The final, and most obvious, difference between Emerson and Parsons is really the difference between Boston and New York.  The resources, in terms of professional connections, that a school like Parsons can offer are outstanding.  For instance, every single one of my seven lighting professors this semester are major players in the lighting and architecture professions, with most of them practicing in or around New York City.  There is little that can compete with a school that has positioned itself, both geographically and ideologically, in the center of one of the largest and most innovative cities in the world.  Of course, what this all comes down to is job placement.  I will forever respect and maintain the professional network and connections I gained by going to school in Boston.  Emerson is no small player in the theatre world (recently investing over $90 million to renovate a historic downtown Boston theatre into a multi-venue arts and entertainment complex), and I definitely benefited from it’s reputation and training while living locally in Boston.  I am very excited, however, about all of the new people I have met in the past week alone, with direct connections to the field and industry I want to work in, whose influence extends beyond the city of New York.  Lighting Design is fast becoming an international career, so the resources offered by a school like Parsons will absolutely prove invaluable in the future.

Despite my lofty goals and plans for the future, in the end I want to reassure everyone that I never want to stop doing theatre.  I have made too many good friends, and had too much fun, to stay away from it.  Since arriving in New York in June this has been the longest period of time I have spent outside of a theatre in a very long time, and that has been one of the most difficult challenges I have had to deal with thus far.  My hope is that I can somehow combine my theatrical background with the new set of skills that I am learning at Parsons, so that I can practice both together when I graduate.  I am very interested, for example, in working for a firm with a theatrical background that also does architectural work.  I am also interested in the prospect of potentially designing theatres as a theatre and lighting consultant.
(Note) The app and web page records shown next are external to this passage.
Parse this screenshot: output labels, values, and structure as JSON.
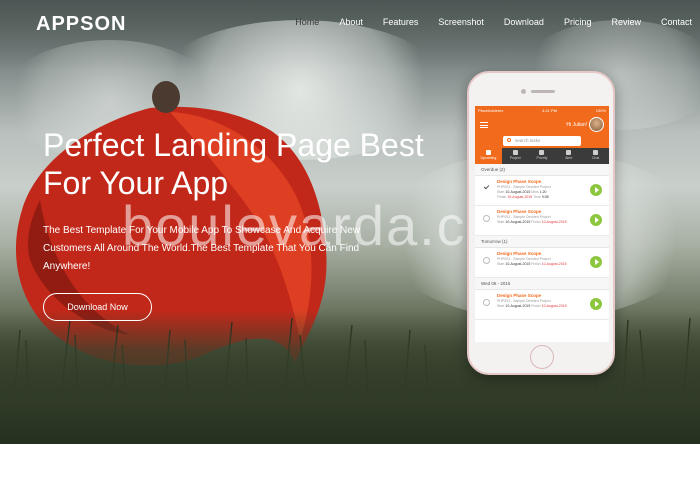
{
  "brand": {
    "logo": "APPSON"
  },
  "nav": {
    "items": [
      {
        "label": "Home",
        "active": true
      },
      {
        "label": "About"
      },
      {
        "label": "Features"
      },
      {
        "label": "Screenshot"
      },
      {
        "label": "Download"
      },
      {
        "label": "Pricing"
      },
      {
        "label": "Review"
      },
      {
        "label": "Contact"
      }
    ]
  },
  "hero": {
    "headline": "Perfect Landing Page Best For Your App",
    "subtext": "The Best Template For Your Mobile App To Showcase And Acquire New Customers All Around The World.The Best Template That You Can Find Anywhere!",
    "cta_label": "Download Now",
    "watermark": "boulevarda.c"
  },
  "phone": {
    "status": {
      "carrier": "Placeholderex",
      "time": "4:21 PM",
      "battery": "100%"
    },
    "greeting": "Hi Julian!",
    "search_placeholder": "search tasks",
    "tabs": [
      "Upcoming",
      "Project",
      "Priority",
      "Alert",
      "Chat"
    ],
    "sections": [
      {
        "title": "Overdue (2)",
        "tasks": [
          {
            "title": "Design Phase Scope",
            "project": "PHP003 - Sample Devided Project",
            "start_label": "Start",
            "start": "10-August-2015",
            "end_label": "Finish",
            "end": "10-August-2015",
            "mins_label": "Mins",
            "mins": "1:20",
            "time_label": "Time",
            "time": "9:08",
            "done": true
          },
          {
            "title": "Design Phase Scope",
            "project": "PHP003 - Sample Devided Project",
            "start_label": "Start",
            "start": "10-August-2015",
            "end_label": "Finish",
            "end": "10-August-2015",
            "done": false
          }
        ]
      },
      {
        "title": "Tomorrow (1)",
        "tasks": [
          {
            "title": "Design Phase Scope",
            "project": "PHP003 - Sample Devided Project",
            "start_label": "Start",
            "start": "10-August-2015",
            "end_label": "Finish",
            "end": "10-August-2015",
            "done": false
          }
        ]
      },
      {
        "title": "Wed 06 - 2015",
        "tasks": [
          {
            "title": "Design Phase Scope",
            "project": "PHP003 - Sample Devided Project",
            "start_label": "Start",
            "start": "10-August-2015",
            "end_label": "Finish",
            "end": "10-August-2015",
            "done": false
          }
        ]
      }
    ]
  },
  "colors": {
    "accent": "#f26b1d",
    "play": "#8dc63f",
    "cape": "#d8301a"
  },
  "icons": [
    "search-icon",
    "menu-icon",
    "play-icon",
    "check-icon"
  ]
}
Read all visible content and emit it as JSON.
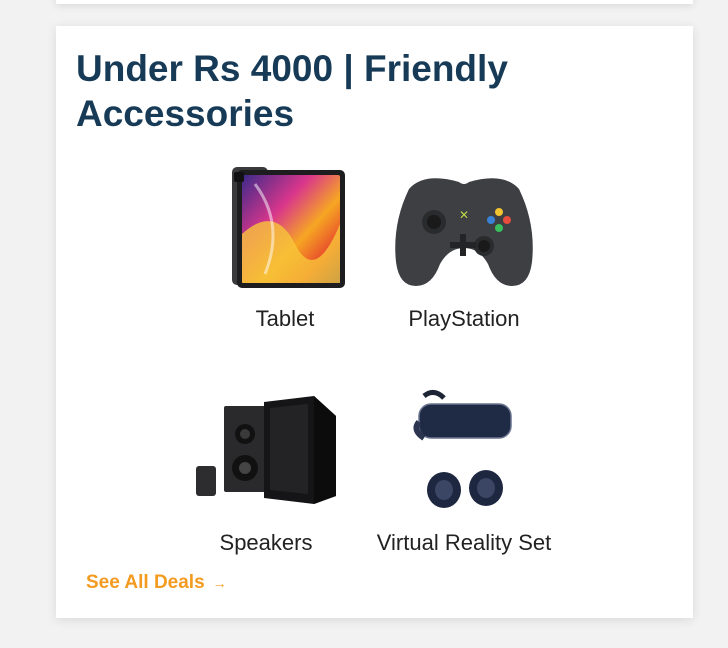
{
  "section": {
    "title": "Under Rs 4000 | Friendly Accessories",
    "items": [
      {
        "label": "Tablet",
        "icon": "tablet-image"
      },
      {
        "label": "PlayStation",
        "icon": "gamepad-image"
      },
      {
        "label": "Speakers",
        "icon": "speakers-image"
      },
      {
        "label": "Virtual Reality Set",
        "icon": "vr-headset-image"
      }
    ],
    "see_all": {
      "label": "See All Deals",
      "icon": "arrow-right-icon"
    }
  },
  "colors": {
    "title": "#173b57",
    "accent": "#f39b20",
    "background": "#f2f2f2"
  }
}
Before I get too ahead of myself, though, I want to zoom back in to the here and now.  My first week of classes at Parsons have gone well, and from the looks of the class syllabuses I am in for a roller coaster ride of new experiences and information!  I hope to use this blog to track my experiences, thoughts, and projects during the year so that I may keep in touch with those that care about me as well as connect with those who may share my interests. Please, I encourage you, feel free to comment here or stay in touch with me via Twitter, Facebook, or Linked-In.  For those interested in receiving e-mail updates about posts I write here, please click the “Sign Me Up!” button at the bottom of this page.  We are incredibly fortunate to live in a time where we have the power to communicate to anyone, anywhere, at any time, and I plan to take advantage of that opportunity; I hope you do too.  Thanks for reading!